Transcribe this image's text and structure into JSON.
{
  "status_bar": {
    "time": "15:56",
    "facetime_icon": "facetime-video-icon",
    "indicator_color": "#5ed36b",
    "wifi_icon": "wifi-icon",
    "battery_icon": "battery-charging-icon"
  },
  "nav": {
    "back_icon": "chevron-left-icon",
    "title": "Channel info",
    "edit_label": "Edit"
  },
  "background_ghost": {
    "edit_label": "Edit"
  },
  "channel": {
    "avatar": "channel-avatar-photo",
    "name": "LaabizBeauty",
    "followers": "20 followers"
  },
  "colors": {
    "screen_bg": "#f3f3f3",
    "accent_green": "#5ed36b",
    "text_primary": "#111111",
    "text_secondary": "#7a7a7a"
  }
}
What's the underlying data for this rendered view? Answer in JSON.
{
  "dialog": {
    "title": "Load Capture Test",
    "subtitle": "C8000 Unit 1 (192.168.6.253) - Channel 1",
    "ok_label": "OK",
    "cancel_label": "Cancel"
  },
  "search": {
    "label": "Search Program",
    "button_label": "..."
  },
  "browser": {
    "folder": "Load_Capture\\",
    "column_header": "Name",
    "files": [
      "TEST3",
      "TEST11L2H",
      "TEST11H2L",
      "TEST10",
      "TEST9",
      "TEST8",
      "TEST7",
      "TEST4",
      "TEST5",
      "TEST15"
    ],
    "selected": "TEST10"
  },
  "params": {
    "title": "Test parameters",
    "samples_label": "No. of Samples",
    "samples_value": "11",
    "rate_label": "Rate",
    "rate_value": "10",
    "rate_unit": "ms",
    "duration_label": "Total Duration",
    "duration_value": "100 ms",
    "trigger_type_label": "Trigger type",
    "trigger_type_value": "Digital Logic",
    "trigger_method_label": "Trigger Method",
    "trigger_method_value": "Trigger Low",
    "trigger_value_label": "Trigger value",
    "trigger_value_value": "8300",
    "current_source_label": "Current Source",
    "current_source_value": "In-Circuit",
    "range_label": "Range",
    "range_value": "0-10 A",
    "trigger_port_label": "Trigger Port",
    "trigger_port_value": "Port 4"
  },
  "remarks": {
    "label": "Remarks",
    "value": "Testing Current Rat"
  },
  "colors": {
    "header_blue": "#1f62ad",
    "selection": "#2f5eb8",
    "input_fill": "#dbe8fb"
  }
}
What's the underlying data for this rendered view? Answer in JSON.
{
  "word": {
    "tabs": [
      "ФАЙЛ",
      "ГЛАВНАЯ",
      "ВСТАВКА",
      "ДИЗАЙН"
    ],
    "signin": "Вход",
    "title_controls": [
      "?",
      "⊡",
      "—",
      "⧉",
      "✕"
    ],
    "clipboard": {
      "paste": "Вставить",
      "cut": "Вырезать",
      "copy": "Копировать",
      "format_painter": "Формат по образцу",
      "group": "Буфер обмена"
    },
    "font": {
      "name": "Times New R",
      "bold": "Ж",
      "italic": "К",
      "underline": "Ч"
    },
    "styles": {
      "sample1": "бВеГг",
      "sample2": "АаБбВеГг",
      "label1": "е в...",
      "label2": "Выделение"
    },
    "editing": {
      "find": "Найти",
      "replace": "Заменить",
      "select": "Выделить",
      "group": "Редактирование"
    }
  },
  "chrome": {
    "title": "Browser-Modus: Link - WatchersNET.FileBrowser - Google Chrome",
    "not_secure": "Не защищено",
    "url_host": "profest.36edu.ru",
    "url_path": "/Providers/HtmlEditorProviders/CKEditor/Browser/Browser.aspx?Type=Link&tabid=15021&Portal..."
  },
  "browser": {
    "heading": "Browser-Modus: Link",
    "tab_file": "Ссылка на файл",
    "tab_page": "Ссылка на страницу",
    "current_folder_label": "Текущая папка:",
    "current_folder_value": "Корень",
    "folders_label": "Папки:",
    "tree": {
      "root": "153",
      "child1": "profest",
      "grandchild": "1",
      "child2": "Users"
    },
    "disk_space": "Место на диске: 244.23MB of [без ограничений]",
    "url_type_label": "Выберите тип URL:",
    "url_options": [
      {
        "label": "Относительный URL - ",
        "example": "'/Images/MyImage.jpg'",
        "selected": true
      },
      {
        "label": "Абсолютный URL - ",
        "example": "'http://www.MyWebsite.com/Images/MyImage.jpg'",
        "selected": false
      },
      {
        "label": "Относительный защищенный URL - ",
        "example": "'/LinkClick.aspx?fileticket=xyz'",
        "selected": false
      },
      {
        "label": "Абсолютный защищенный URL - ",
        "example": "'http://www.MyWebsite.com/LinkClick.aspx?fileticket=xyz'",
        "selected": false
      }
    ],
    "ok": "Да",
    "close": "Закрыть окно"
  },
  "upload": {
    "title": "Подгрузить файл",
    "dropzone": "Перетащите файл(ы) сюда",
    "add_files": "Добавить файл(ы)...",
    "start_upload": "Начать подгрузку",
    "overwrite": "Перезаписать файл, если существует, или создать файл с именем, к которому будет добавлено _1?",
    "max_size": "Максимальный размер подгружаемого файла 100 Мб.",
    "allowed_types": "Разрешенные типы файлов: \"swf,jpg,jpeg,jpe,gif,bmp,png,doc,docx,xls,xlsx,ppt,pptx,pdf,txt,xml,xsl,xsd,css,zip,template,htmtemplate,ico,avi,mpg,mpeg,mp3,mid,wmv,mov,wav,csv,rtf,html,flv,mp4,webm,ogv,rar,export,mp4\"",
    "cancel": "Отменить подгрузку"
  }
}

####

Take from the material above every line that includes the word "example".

        "example": "'/Images/MyImage.jpg'",
        "example": "'http://www.MyWebsite.com/Images/MyImage.jpg'",
        "example": "'/LinkClick.aspx?fileticket=xyz'",
        "example": "'http://www.MyWebsite.com/LinkClick.aspx?fileticket=xyz'",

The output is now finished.